• _Exercise_: Each record below must be written out again in exactly the same form.

"""

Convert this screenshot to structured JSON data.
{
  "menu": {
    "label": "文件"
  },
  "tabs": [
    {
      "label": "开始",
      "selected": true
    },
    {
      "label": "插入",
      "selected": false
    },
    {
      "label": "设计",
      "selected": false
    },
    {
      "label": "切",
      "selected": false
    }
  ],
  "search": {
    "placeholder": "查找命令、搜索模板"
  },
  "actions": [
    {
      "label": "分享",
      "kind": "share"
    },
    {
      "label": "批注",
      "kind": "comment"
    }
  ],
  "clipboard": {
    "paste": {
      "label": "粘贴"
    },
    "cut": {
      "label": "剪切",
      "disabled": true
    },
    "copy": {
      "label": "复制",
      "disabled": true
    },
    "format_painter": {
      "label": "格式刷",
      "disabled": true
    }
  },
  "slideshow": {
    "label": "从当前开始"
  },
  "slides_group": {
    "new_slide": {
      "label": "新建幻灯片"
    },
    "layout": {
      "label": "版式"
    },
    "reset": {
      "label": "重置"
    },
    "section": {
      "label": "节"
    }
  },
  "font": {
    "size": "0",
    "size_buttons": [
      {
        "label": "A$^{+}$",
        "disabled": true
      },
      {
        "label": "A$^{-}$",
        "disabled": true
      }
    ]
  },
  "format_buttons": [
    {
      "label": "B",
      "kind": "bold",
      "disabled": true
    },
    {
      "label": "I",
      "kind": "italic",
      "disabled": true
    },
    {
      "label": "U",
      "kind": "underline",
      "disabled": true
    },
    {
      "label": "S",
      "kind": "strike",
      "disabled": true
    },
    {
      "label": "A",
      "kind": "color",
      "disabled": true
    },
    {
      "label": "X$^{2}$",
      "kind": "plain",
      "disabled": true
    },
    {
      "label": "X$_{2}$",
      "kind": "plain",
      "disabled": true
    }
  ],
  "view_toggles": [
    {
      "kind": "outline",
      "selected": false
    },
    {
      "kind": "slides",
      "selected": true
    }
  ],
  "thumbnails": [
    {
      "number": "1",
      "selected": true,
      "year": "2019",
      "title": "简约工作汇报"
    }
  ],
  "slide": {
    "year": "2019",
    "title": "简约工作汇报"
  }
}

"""

• _Solved problem_:
Convert this screenshot to structured JSON data.
{
  "menu": {
    "label": "文件"
  },
  "tabs": [
    {
      "label": "开始",
      "selected": true
    },
    {
      "label": "插入",
      "selected": false
    },
    {
      "label": "设计",
      "selected": false
    },
    {
      "label": "切",
      "selected": false
    }
  ],
  "search": {
    "placeholder": "查找命令、搜索模板"
  },
  "actions": [
    {
      "label": "分享",
      "kind": "share"
    },
    {
      "label": "批注",
      "kind": "comment"
    }
  ],
  "clipboard": {
    "paste": {
      "label": "粘贴"
    },
    "cut": {
      "label": "剪切",
      "disabled": true
    },
    "copy": {
      "label": "复制",
      "disabled": true
    },
    "format_painter": {
      "label": "格式刷",
      "disabled": true
    }
  },
  "slideshow": {
    "label": "从当前开始"
  },
  "slides_group": {
    "new_slide": {
      "label": "新建幻灯片"
    },
    "layout": {
      "label": "版式"
    },
    "reset": {
      "label": "重置"
    },
    "section": {
      "label": "节"
    }
  },
  "font": {
    "size": "0",
    "size_buttons": [
      {
        "label": "A$^{+}$",
        "disabled": true
      },
      {
        "label": "A$^{-}$",
        "disabled": true
      }
    ]
  },
  "format_buttons": [
    {
      "label": "B",
      "kind": "bold",
      "disabled": true
    },
    {
      "label": "I",
      "kind": "italic",
      "disabled": true
    },
    {
      "label": "U",
      "kind": "underline",
      "disabled": true
    },
    {
      "label": "S",
      "kind": "strike",
      "disabled": true
    },
    {
      "label": "A",
      "kind": "color",
      "disabled": true
    },
    {
      "label": "X$^{2}$",
      "kind": "plain",
      "disabled": true
    },
    {
      "label": "X$_{2}$",
      "kind": "plain",
      "disabled": true
    }
  ],
  "view_toggles": [
    {
      "kind": "outline",
      "selected": false
    },
    {
      "kind": "slides",
      "selected": true
    }
  ],
  "thumbnails": [
    {
      "number": "1",
      "selected": true,
      "year": "2019",
      "title": "简约工作汇报"
    }
  ],
  "slide": {
    "year": "2019",
    "title": "简约工作汇报"
  }
}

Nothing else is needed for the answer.